Twenty two Chicago police officers are facing disciplinary action for faulty dashboard cameras (“dashcams”), and failure to use dashcams properly, in the wake of the fatal police shooting of 17 year old Laquan McDonald. The shooting, captured on camera as well as dashcam video, shows McDonald being shot 16 times, and resulted in Officer Jason Van Dyke being charged with first-degree murder, prompting a call to action, and transparency, for Chicago Police.
The crackdown and subsequent disciplinary action spawned out of an initiative from the interim Superintendent, John Escalante, warning the some 12,000 members of the police force that failure to ensure proper working of cameras, or failure to ensure that cameras were used during their shift, would result in disciplinary action. Over the past month, 22 officers and supervisors received punishment as a result of not heeding this warning, with discipline ranging from a simple reprimand to a three-day suspension.
The discipline initiative might be working. Now the department is reporting a 75 percent increase in videos uploaded at the end of each shift.
“We’re going to hold individuals accountable to ensure that the general orders are enforced…And we expect that when squad cars are patrolling the city that they have functioning audio and video capabilities” said a spokesman for the police department.
Thankfully, many police officers perform their difficult duties professionally and honorably every day. They deserve our respect, admiration and appreciation. Nevertheless, additional improvements in police force transparency and accountability are needed to get the bad actors that give the entire force a black eye and cause so much harm off the streets.
The dramatic increase in video uploads, dashcam use, and the crackdown on failures to adhere to dashcam policies are all steps in the right direction. But let’s at least give some of the credit for these improvements where it is most due. If Laquan McDonald’s family had not used the civil justice system effectively, we would have no improvements to report. The credit belongs to them, of course, but also to our forefathers for giving us the 7th and 14th Amendments to the United States Constitution. These Amendments include three critically important legal rights that the family used effectively against powerful political forces: 1) the right to equal protection under the law; 2) to right to due process of law; and 3) the right to a right to trial by jury, even in civil cases.
If you hear someone argue we should do away with or limit the right to trial by jury in civil cases, please remind them this right is guaranteed by the 7th Amendment to the United States Constitution and it is critically important to protect the safety of all of us
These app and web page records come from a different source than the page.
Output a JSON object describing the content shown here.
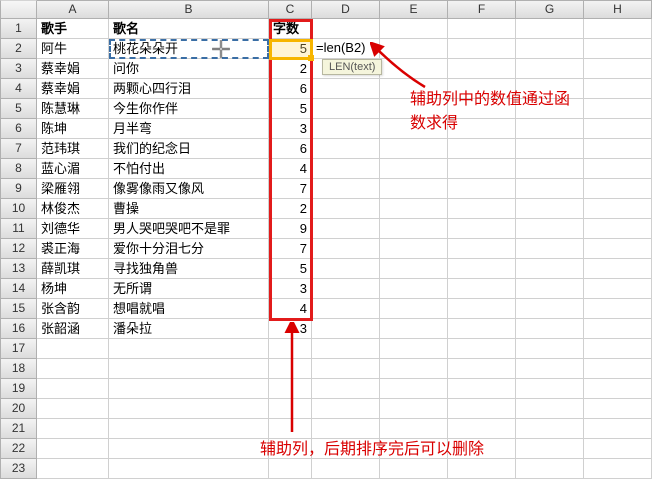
{
  "columns": [
    "A",
    "B",
    "C",
    "D",
    "E",
    "F",
    "G",
    "H"
  ],
  "headers": {
    "A": "歌手",
    "B": "歌名",
    "C": "字数"
  },
  "rows": [
    {
      "A": "阿牛",
      "B": "桃花朵朵开",
      "C": 5
    },
    {
      "A": "蔡幸娟",
      "B": "问你",
      "C": 2
    },
    {
      "A": "蔡幸娟",
      "B": "两颗心四行泪",
      "C": 6
    },
    {
      "A": "陈慧琳",
      "B": "今生你作伴",
      "C": 5
    },
    {
      "A": "陈坤",
      "B": "月半弯",
      "C": 3
    },
    {
      "A": "范玮琪",
      "B": "我们的纪念日",
      "C": 6
    },
    {
      "A": "蓝心湄",
      "B": "不怕付出",
      "C": 4
    },
    {
      "A": "梁雁翎",
      "B": "像雾像雨又像风",
      "C": 7
    },
    {
      "A": "林俊杰",
      "B": "曹操",
      "C": 2
    },
    {
      "A": "刘德华",
      "B": "男人哭吧哭吧不是罪",
      "C": 9
    },
    {
      "A": "裘正海",
      "B": "爱你十分泪七分",
      "C": 7
    },
    {
      "A": "薛凯琪",
      "B": "寻找独角兽",
      "C": 5
    },
    {
      "A": "杨坤",
      "B": "无所谓",
      "C": 3
    },
    {
      "A": "张含韵",
      "B": "想唱就唱",
      "C": 4
    },
    {
      "A": "张韶涵",
      "B": "潘朵拉",
      "C": 3
    }
  ],
  "empty_rows": [
    17,
    18,
    19,
    20,
    21,
    22,
    23
  ],
  "formula_display": "=len(B2)",
  "hint_text": "LEN(text)",
  "annotation1_line1": "辅助列中的数值通过函",
  "annotation1_line2": "数求得",
  "annotation2": "辅助列，后期排序完后可以删除",
  "chart_data": {
    "type": "table",
    "title": "",
    "columns": [
      "歌手",
      "歌名",
      "字数"
    ],
    "data": [
      [
        "阿牛",
        "桃花朵朵开",
        5
      ],
      [
        "蔡幸娟",
        "问你",
        2
      ],
      [
        "蔡幸娟",
        "两颗心四行泪",
        6
      ],
      [
        "陈慧琳",
        "今生你作伴",
        5
      ],
      [
        "陈坤",
        "月半弯",
        3
      ],
      [
        "范玮琪",
        "我们的纪念日",
        6
      ],
      [
        "蓝心湄",
        "不怕付出",
        4
      ],
      [
        "梁雁翎",
        "像雾像雨又像风",
        7
      ],
      [
        "林俊杰",
        "曹操",
        2
      ],
      [
        "刘德华",
        "男人哭吧哭吧不是罪",
        9
      ],
      [
        "裘正海",
        "爱你十分泪七分",
        7
      ],
      [
        "薛凯琪",
        "寻找独角兽",
        5
      ],
      [
        "杨坤",
        "无所谓",
        3
      ],
      [
        "张含韵",
        "想唱就唱",
        4
      ],
      [
        "张韶涵",
        "潘朵拉",
        3
      ]
    ]
  }
}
David Rapoport is the founding and managing partner of Rapoport Law Offices. In his over 31 years as a full time trial attorney, he has won numerous multi-million dollar jury verdicts and settlements in personal injury and wrongful death cases. Mr. Rapoport is a member of the invitation only American Board of Trial Advocates (ABOTA), an association of premier trial attorneys who are dedicated to preserving the right to trial by jury. ABOTA's general mission is "to foster improvement in the ethical and technical standards of practice in the field of advocacy to the end that individual litigants may receive more effective representation and the general public be benefited by more efficient administration of justice consistent with time-tested and traditional principles of litigation." For over 20 years Martindale-Hubbell, through its Peer Review RatingsTM program, has consistently ranked David Rapoport as AV® PreeminentTM, its highest professional rating. This is a testament to Mr. Rapoport's abilities as an attorney and commitment to maintaining the highest ethical standards. Mr. Rapoport has also been selected by Thompson Reuters, another prominent legal publisher, as an Illinois “Super Lawyer” every year since the inception of the Super Lawyer program. Super Lawyer designation is limited to the top 5 percent of lawyers in a state in any given year. Since 1990, David Rapoport has been board certified* in Civil Trial Advocacy by the National Board of Trial Advocacy ("NBTA"), the oldest and largest not-for-profit American Bar Association accredited trial attorney certification program. Attorneys with NBTA certification have proven ability in their field through specialized written examinations and meeting rigorous criteria for trial experience and ethical ratings. Mr. Rapoport has proven his currency and substantial trial experience through NBTA recertification in 1995, 2000, 2005 and 2010. David Rapoport has served as a leader of the movement to encourage board certification for trial lawyers for more than twenty years. Currently he is the President of the National Board of Trial Advocacy and its parent organization the National Board of Legal Specialty Certification. He recently explained: "In this era of Wild West style minimally regulated lawyer advertising, it has never been more important for the public to have easy and reliable means of identifying members of the small fraction of practicing attorneys who truly have substantial experience trying cases. Board certification programs help consumers of legal services make more informed choices. Too many lawyers are out there claiming to have substantial trial experience when in truth they have never tried a case. Board certified trial lawyers have proven their substantial trial experience in ways the public can trust." Mr. Rapoport is a member of the President's Club and Leader's Forum of the American Association for Justice and the state trial lawyer associations in Illinois, Wisconsin and Kentucky. He is also a member of the Economic Club of Chicago. * Board certification is not required to practice law in Illinois and the Illinois Supreme Court does not recognize specialties in the practice of law.